“I wanted to present a family of Aboriginal people that hasn’t been seen before in the Australian canon,” says Nakkiah Lui.

The “rockstar playwright” does just that in her award-winning play Black is the New White, amplifying a contemporary Aboriginal voice rarely heard in mainstream cinema or on the stage.

Regularly billed as Guess Who’s Coming to Dinner meets Meet the Fockers – and based on elements of Lui’s own life – the whip-smart comedy centres on Charlotte (Miranda Tapsell, Top End Wedding), a high-flying lawyer (“the next feminist Indigenous Waleed Aly”, her dad quips) who brings her white, unemployed “experimental composer” fiancé home to meet the family at Christmas – and invites his conservative parents along.

The show debuted with Sydney Theatre Company in 2017, selling out the Wharf Theatre. It then sold out a second season in 2018 at the larger Roslyn Packer Theatre. It’s since toured Brisbane, Canberra, Perth and Melbourne, and has been declared compulsory reading by Indigenous academic Marcia Langton. It finally hits Adelaide next month, closing the State Theatre Company’s 2019 season.

“It’s been jaw-dropping,” Lui says of the hype. “I still don’t quite comprehend it … The play has taken on a life of its own.”

The story addresses themes of the Aboriginal middle class, shifting values and duty to community. Lui, a Gamilaroi and Torres Strait Islander woman, wrote the play after clocking the high rates of interracial marriage among Aboriginal people compared with the wider population.

“It got me thinking … what is the relationship between race and love, and class and love – the politics of love, so to speak,” she says. “My sister and I both have white partners, so I thought, ‘What is the effect of this on the family?’”

“I also really like love stories and comedy and Christmas,” she adds.

Lui was single when the work was commissioned, and met her now-husband in the early stages of writing. And yes, the art imitates life.

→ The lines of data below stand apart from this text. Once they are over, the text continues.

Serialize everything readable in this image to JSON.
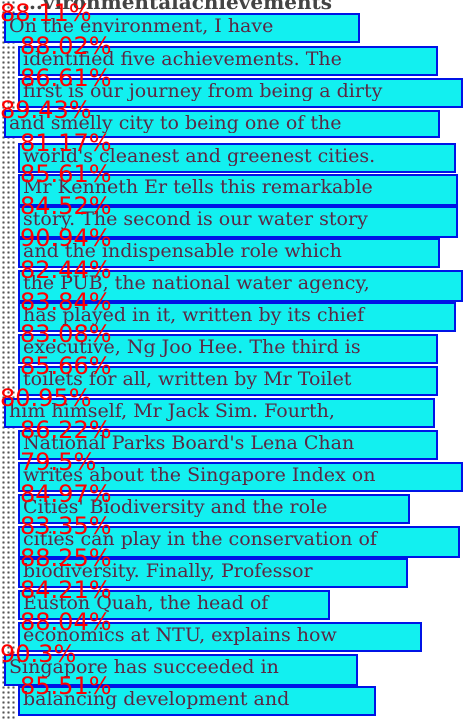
{
  "heading_fragment": "...vironmentalachievements",
  "lines": [
    {
      "text": "On the environment, I have",
      "score": "88.11%"
    },
    {
      "text": "identified five achievements. The",
      "score": "88.02%"
    },
    {
      "text": "first is our journey from being a dirty",
      "score": "86.61%"
    },
    {
      "text": "and smelly city to being one of the",
      "score": "89.43%"
    },
    {
      "text": "world's cleanest and greenest cities.",
      "score": "81.17%"
    },
    {
      "text": "Mr Kenneth Er tells this remarkable",
      "score": "85.61%"
    },
    {
      "text": "story. The second is our water story",
      "score": "84.52%"
    },
    {
      "text": "and the indispensable role which",
      "score": "90.94%"
    },
    {
      "text": "the PUB, the national water agency,",
      "score": "82.44%"
    },
    {
      "text": "has played in it, written by its chief",
      "score": "83.84%"
    },
    {
      "text": "executive, Ng Joo Hee. The third is",
      "score": "83.08%"
    },
    {
      "text": "toilets for all, written by Mr Toilet",
      "score": "85.66%"
    },
    {
      "text": "him himself, Mr Jack Sim. Fourth,",
      "score": "80.95%"
    },
    {
      "text": "National Parks Board's Lena Chan",
      "score": "86.22%"
    },
    {
      "text": "writes about the Singapore Index on",
      "score": "79.5%"
    },
    {
      "text": "Cities' Biodiversity and the role",
      "score": "84.97%"
    },
    {
      "text": "cities can play in the conservation of",
      "score": "83.35%"
    },
    {
      "text": "biodiversity. Finally, Professor",
      "score": "88.25%"
    },
    {
      "text": "Euston Quah, the head of",
      "score": "84.21%"
    },
    {
      "text": "economics at NTU, explains how",
      "score": "88.04%"
    },
    {
      "text": "Singapore has succeeded in",
      "score": "90.3%"
    },
    {
      "text": "balancing development and",
      "score": "85.51%"
    }
  ]
}
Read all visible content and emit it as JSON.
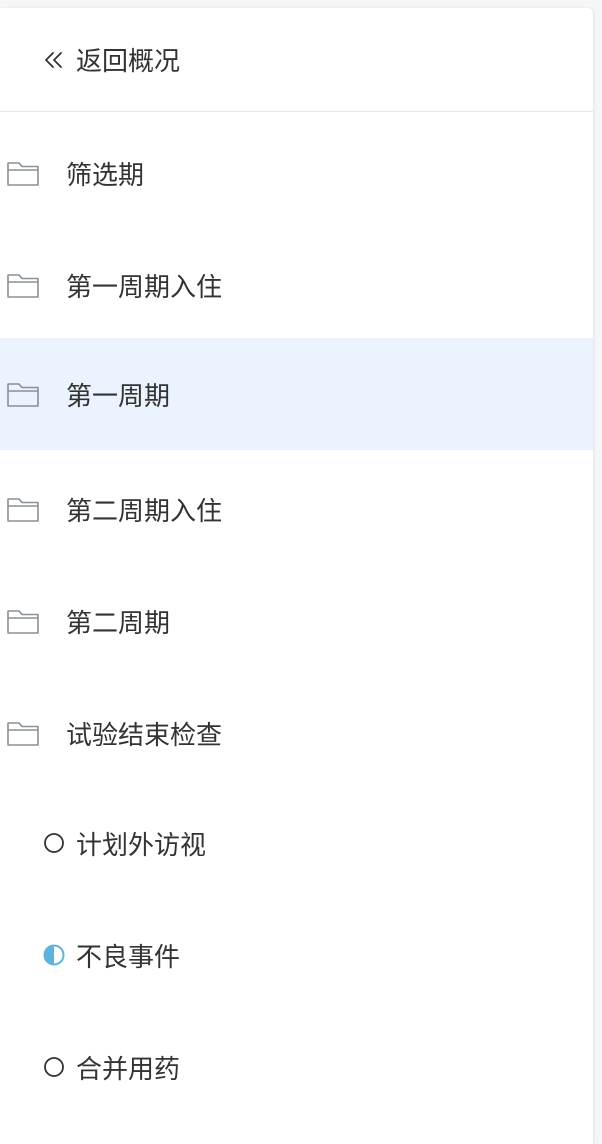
{
  "header": {
    "back_label": "返回概况",
    "icon": "double-chevron-left-icon"
  },
  "folders": [
    {
      "label": "筛选期",
      "icon": "folder-icon",
      "active": false
    },
    {
      "label": "第一周期入住",
      "icon": "folder-icon",
      "active": false
    },
    {
      "label": "第一周期",
      "icon": "folder-icon",
      "active": true
    },
    {
      "label": "第二周期入住",
      "icon": "folder-icon",
      "active": false
    },
    {
      "label": "第二周期",
      "icon": "folder-icon",
      "active": false
    },
    {
      "label": "试验结束检查",
      "icon": "folder-icon",
      "active": false
    }
  ],
  "forms": [
    {
      "label": "计划外访视",
      "status": "empty",
      "icon": "empty-circle-icon"
    },
    {
      "label": "不良事件",
      "status": "partial",
      "icon": "half-filled-circle-icon"
    },
    {
      "label": "合并用药",
      "status": "empty",
      "icon": "empty-circle-icon"
    }
  ],
  "colors": {
    "active_row_bg": "#eaf3fe",
    "partial_status": "#5ab4dc",
    "folder_stroke": "#8a8f99",
    "text": "#333333"
  }
}
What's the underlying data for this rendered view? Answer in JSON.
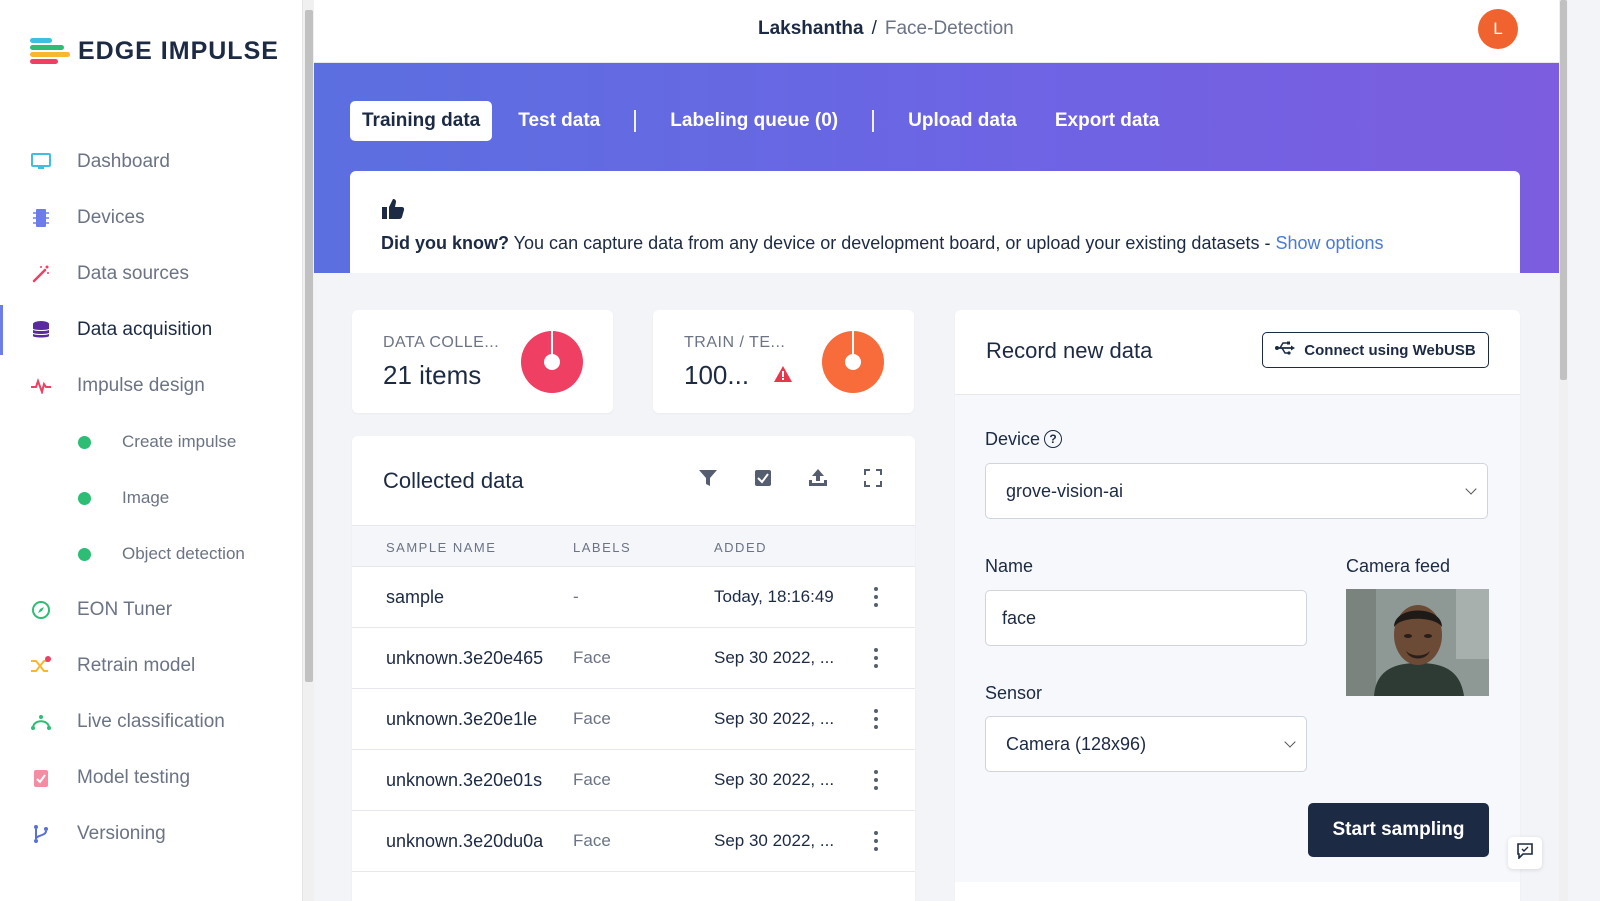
{
  "brand": {
    "name": "EDGE IMPULSE"
  },
  "sidebar": {
    "items": [
      {
        "label": "Dashboard",
        "icon": "monitor-icon"
      },
      {
        "label": "Devices",
        "icon": "chip-icon"
      },
      {
        "label": "Data sources",
        "icon": "magic-wand-icon"
      },
      {
        "label": "Data acquisition",
        "icon": "database-icon",
        "active": true
      },
      {
        "label": "Impulse design",
        "icon": "pulse-icon"
      },
      {
        "label": "Create impulse",
        "sub": true
      },
      {
        "label": "Image",
        "sub": true
      },
      {
        "label": "Object detection",
        "sub": true
      },
      {
        "label": "EON Tuner",
        "icon": "compass-icon"
      },
      {
        "label": "Retrain model",
        "icon": "shuffle-icon"
      },
      {
        "label": "Live classification",
        "icon": "live-icon"
      },
      {
        "label": "Model testing",
        "icon": "clipboard-check-icon"
      },
      {
        "label": "Versioning",
        "icon": "branch-icon"
      }
    ]
  },
  "header": {
    "user": "Lakshantha",
    "separator": "/",
    "project": "Face-Detection",
    "avatar_initial": "L"
  },
  "tabs": [
    {
      "label": "Training data",
      "active": true
    },
    {
      "label": "Test data"
    },
    {
      "label": "Labeling queue (0)"
    },
    {
      "label": "Upload data"
    },
    {
      "label": "Export data"
    }
  ],
  "tip": {
    "bold": "Did you know?",
    "text": " You can capture data from any device or development board, or upload your existing datasets - ",
    "link": "Show options"
  },
  "stats": {
    "collected": {
      "title": "DATA COLLE...",
      "value": "21 items",
      "color": "#ef3f63"
    },
    "split": {
      "title": "TRAIN / TE...",
      "value": "100...",
      "color": "#f86b3a",
      "warning_color": "#e8364d"
    }
  },
  "collected_data": {
    "title": "Collected data",
    "columns": [
      "SAMPLE NAME",
      "LABELS",
      "ADDED"
    ],
    "rows": [
      {
        "name": "sample",
        "label": "-",
        "added": "Today, 18:16:49"
      },
      {
        "name": "unknown.3e20e465",
        "label": "Face",
        "added": "Sep 30 2022, ..."
      },
      {
        "name": "unknown.3e20e1le",
        "label": "Face",
        "added": "Sep 30 2022, ..."
      },
      {
        "name": "unknown.3e20e01s",
        "label": "Face",
        "added": "Sep 30 2022, ..."
      },
      {
        "name": "unknown.3e20du0a",
        "label": "Face",
        "added": "Sep 30 2022, ..."
      }
    ]
  },
  "record": {
    "title": "Record new data",
    "webusb_label": "Connect using WebUSB",
    "device_label": "Device",
    "device_value": "grove-vision-ai",
    "name_label": "Name",
    "name_value": "face",
    "camera_label": "Camera feed",
    "sensor_label": "Sensor",
    "sensor_value": "Camera (128x96)",
    "start_label": "Start sampling"
  },
  "colors": {
    "accent": "#5b6fe0",
    "navy": "#1c2a44",
    "green": "#2dbd74"
  }
}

Elements of their relationship – such as “the banter between the characters, and the way in which they understand each other and dote on each other” – are present in the script.

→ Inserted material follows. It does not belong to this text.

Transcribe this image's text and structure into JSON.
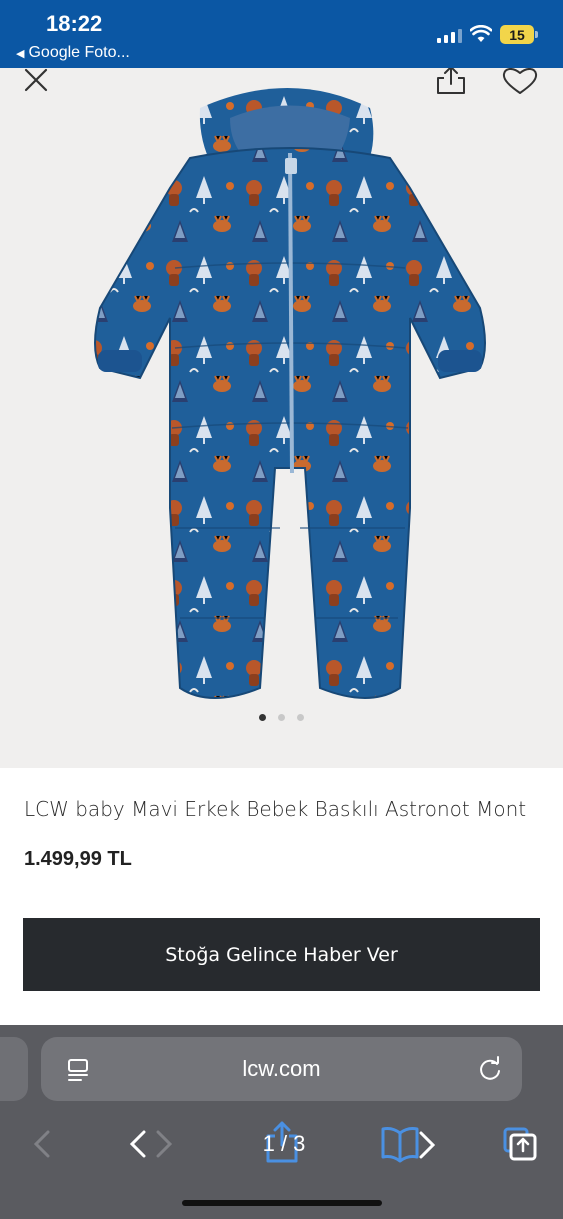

“I’m very lucky I found someone who can ask the difficult questions and tries to find a way to laugh through it,” says Lui. “There’s a line in [the play]: ‘My darling, you’re the silver lining of colonisation’. That was something I said,” she adds, laughing.

Other characters are inspired by members of Lui’s family. “In a way the play is an ode to my family,” she says. “It’s a play that came out of a lot of love. And humour.”

As well as writing and directing, Lui has starred in ABC’s Black Comedy and Kiki and Kitty (about a woman and her anthropomorphic vagina, which she also penned). Earlier this year she staged another play with Sydney Theatre Company – the political satire How to Rule the World – and she’s signed a book deal with Allen & Unwin. When we speak, she’s also developing a TV show about an “Aboriginal doomsday prepper”.

“It’s about a bunch of misfits who are waiting for the end of the world to hopefully create a new one,” says Lui. “I’m trying to talk about race and colonisation … in a way that’s fun and goofy and personal … It’s a weird time in the world. There’s a lot of fear. I wanted to look at that.”

So how would Lui go in the apocalypse?

“I don’t know if I’d want to survive it. I’m not very fit.”

Black is the New White is at the Dunstan Playhouse from November 13 to December 1. Tickets are available now.